Start of RECORDS

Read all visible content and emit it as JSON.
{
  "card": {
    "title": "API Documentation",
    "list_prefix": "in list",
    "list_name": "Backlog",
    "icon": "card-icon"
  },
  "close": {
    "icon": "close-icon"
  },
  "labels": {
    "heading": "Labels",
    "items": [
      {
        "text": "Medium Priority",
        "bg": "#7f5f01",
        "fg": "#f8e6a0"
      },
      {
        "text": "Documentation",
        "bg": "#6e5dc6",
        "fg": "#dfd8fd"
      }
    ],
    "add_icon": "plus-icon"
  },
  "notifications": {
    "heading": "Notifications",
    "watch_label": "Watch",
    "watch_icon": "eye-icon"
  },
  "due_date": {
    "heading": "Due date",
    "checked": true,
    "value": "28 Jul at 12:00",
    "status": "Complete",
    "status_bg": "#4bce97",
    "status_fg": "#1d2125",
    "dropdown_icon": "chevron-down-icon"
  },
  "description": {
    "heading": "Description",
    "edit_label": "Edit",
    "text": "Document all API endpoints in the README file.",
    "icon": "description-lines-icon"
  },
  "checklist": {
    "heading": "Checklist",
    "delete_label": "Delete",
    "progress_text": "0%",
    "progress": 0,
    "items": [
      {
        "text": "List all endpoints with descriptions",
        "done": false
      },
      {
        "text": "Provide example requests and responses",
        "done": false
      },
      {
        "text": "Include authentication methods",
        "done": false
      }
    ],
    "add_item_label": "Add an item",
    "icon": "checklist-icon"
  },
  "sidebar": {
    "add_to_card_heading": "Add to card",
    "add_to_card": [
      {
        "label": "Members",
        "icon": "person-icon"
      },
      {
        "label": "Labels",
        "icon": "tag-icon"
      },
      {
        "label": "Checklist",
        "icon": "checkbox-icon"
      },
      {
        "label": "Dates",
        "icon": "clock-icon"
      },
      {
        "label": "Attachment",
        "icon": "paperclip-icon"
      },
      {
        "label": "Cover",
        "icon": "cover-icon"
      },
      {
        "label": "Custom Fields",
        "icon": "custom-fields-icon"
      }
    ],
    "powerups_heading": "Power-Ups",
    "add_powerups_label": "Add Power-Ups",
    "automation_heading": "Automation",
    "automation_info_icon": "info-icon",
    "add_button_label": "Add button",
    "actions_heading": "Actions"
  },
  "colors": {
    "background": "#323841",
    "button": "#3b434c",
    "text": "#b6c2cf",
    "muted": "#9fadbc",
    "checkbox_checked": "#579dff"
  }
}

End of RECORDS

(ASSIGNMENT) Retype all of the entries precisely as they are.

(TASK OUTPUT)
Read all visible content and emit it as JSON.
{
  "card": {
    "title": "API Documentation",
    "list_prefix": "in list",
    "list_name": "Backlog",
    "icon": "card-icon"
  },
  "close": {
    "icon": "close-icon"
  },
  "labels": {
    "heading": "Labels",
    "items": [
      {
        "text": "Medium Priority",
        "bg": "#7f5f01",
        "fg": "#f8e6a0"
      },
      {
        "text": "Documentation",
        "bg": "#6e5dc6",
        "fg": "#dfd8fd"
      }
    ],
    "add_icon": "plus-icon"
  },
  "notifications": {
    "heading": "Notifications",
    "watch_label": "Watch",
    "watch_icon": "eye-icon"
  },
  "due_date": {
    "heading": "Due date",
    "checked": true,
    "value": "28 Jul at 12:00",
    "status": "Complete",
    "status_bg": "#4bce97",
    "status_fg": "#1d2125",
    "dropdown_icon": "chevron-down-icon"
  },
  "description": {
    "heading": "Description",
    "edit_label": "Edit",
    "text": "Document all API endpoints in the README file.",
    "icon": "description-lines-icon"
  },
  "checklist": {
    "heading": "Checklist",
    "delete_label": "Delete",
    "progress_text": "0%",
    "progress": 0,
    "items": [
      {
        "text": "List all endpoints with descriptions",
        "done": false
      },
      {
        "text": "Provide example requests and responses",
        "done": false
      },
      {
        "text": "Include authentication methods",
        "done": false
      }
    ],
    "add_item_label": "Add an item",
    "icon": "checklist-icon"
  },
  "sidebar": {
    "add_to_card_heading": "Add to card",
    "add_to_card": [
      {
        "label": "Members",
        "icon": "person-icon"
      },
      {
        "label": "Labels",
        "icon": "tag-icon"
      },
      {
        "label": "Checklist",
        "icon": "checkbox-icon"
      },
      {
        "label": "Dates",
        "icon": "clock-icon"
      },
      {
        "label": "Attachment",
        "icon": "paperclip-icon"
      },
      {
        "label": "Cover",
        "icon": "cover-icon"
      },
      {
        "label": "Custom Fields",
        "icon": "custom-fields-icon"
      }
    ],
    "powerups_heading": "Power-Ups",
    "add_powerups_label": "Add Power-Ups",
    "automation_heading": "Automation",
    "automation_info_icon": "info-icon",
    "add_button_label": "Add button",
    "actions_heading": "Actions"
  },
  "colors": {
    "background": "#323841",
    "button": "#3b434c",
    "text": "#b6c2cf",
    "muted": "#9fadbc",
    "checkbox_checked": "#579dff"
  }
}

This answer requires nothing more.